2. Reading, writing, and speaking grounded in evidence from texts, both literary and informational
The Common Core emphasizes using evidence from texts to present careful analyses, well-defended claims, and clear information. Rather than asking students questions they can answer solely from their prior knowledge and experience, the standards call for students to answer questions that depend on their having read the texts with care.
The reading standards focus on students' ability to read carefully and grasp information, arguments, ideas, and details based on evidence in the text. Students should be able to answer a range of text-dependent questions, whose answers require inferences based on careful attention to the text.
Frequently, forms of writing in K-12 have drawn heavily from student experience and opinion, which alone will not prepare students for the demands of college, career, and life. Though the standards still expect narrative writing throughout the grades, they also expect a command of sequence and detail that are essential for effective argumentative and informative writing. The standards' focus on evidence-based writing along with the ability to inform and persuade is a significant shift from current practice.
3. Building knowledge through content-rich nonfiction
Students must be immersed in information about the world around them if they are to develop the strong general knowledge and vocabulary they need to become successful readers and be prepared for college, career, and life. Informational texts play an important part in building students' content knowledge. Further, it is vital for students to have extensive opportunities to build knowledge through texts so they can learn independently.
In K-5, fulfilling the standards requires a 50-50 balance between informational and literary reading. Informational reading includes content-rich nonfiction in history/social studies, sciences, technical studies, and the arts. The K-5 standards strongly recommend that texts-both within and across grades-be selected to support students in systematically developing knowledge about the world.
Next month's Voyager will include an article on the Key Shifts in Math.
For more information on Common Core: http://www.pta.org/parents/content.cfm?ItemNumber=2583
Collect the pink "Box Tops" label on products like Duncan Hines, Pillsbury, General Mills, etc. Bring them to class or drop them off at the office. Each label is worth 10 cents!
LABELS FOR EDUCATION
Collect "Labels for Education" found on products like Campbells, Post, Glad, Pepperidge Farm, Pop Secret, etc. Bring them to class or drop them off at the office.
Renew or sign up for the Ralphs Reward Card. Call (800) 660-9003 or on-line at www.ralphs.com. (Sumac NPO# 81784) or a scan bar will be given to your child at the beginning of October. YOU MUST SIGN UP EVERY SCHOOL YEAR!!
VONS / PAVILIONS
FRESH & EASY
Bring your used ink cartridges, toners and cell phones to the library or front office. We earn money while at the same time helping the environment.
6050 North Calmfield Ave.
Agoura Hills, CA 91301
School Office – 818.991.4940
School Principal – Carol Martino
Office Manager – Cindy Taylor
Office Clerk – Judy Lowenstein
Health Clerk – Edna Sandoval
Sumac L-STEM Academy Website – www.sumacelementary.org
Las Virgenes School District Website – www.lvusd.org

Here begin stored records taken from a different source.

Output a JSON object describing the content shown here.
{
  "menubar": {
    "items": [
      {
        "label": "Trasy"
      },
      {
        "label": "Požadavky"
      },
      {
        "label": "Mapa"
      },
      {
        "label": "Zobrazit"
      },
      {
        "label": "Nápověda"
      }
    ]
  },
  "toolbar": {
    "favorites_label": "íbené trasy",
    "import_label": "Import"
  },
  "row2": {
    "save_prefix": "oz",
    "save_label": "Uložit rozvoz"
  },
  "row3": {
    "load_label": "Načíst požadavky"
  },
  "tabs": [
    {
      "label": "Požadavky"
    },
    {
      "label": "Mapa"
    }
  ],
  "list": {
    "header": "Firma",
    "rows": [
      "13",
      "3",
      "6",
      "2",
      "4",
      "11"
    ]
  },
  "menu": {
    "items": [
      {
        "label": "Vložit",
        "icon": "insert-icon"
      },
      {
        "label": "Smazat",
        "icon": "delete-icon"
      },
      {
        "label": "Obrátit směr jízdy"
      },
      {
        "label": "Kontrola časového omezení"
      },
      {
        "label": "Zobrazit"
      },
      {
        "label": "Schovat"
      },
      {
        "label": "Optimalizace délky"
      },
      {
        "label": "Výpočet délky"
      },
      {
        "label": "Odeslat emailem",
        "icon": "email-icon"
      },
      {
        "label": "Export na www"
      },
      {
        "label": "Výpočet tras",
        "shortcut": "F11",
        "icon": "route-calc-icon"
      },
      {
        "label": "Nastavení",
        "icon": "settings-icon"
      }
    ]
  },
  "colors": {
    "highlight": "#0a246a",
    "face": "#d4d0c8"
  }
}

City of Agoura Hills Webs Site - http://ci.agoura-hills.ca.us – 818.597.7300
Lost Hills Sheriff Station - http://la-sheriff.org/stations/for1/malibu_lhill/ – 818.878.1808
Report Dangerous Driving – 1.877.310.STOP
Agoura Hills City Library - http://www.colapublib.org/libs/agourahills/index.php , 818.889.2278
Busing Information – Durham Transportation – 818.880.4257
LVUSD Bus Pass – 818.878.5236
YMCA – 818.707.9622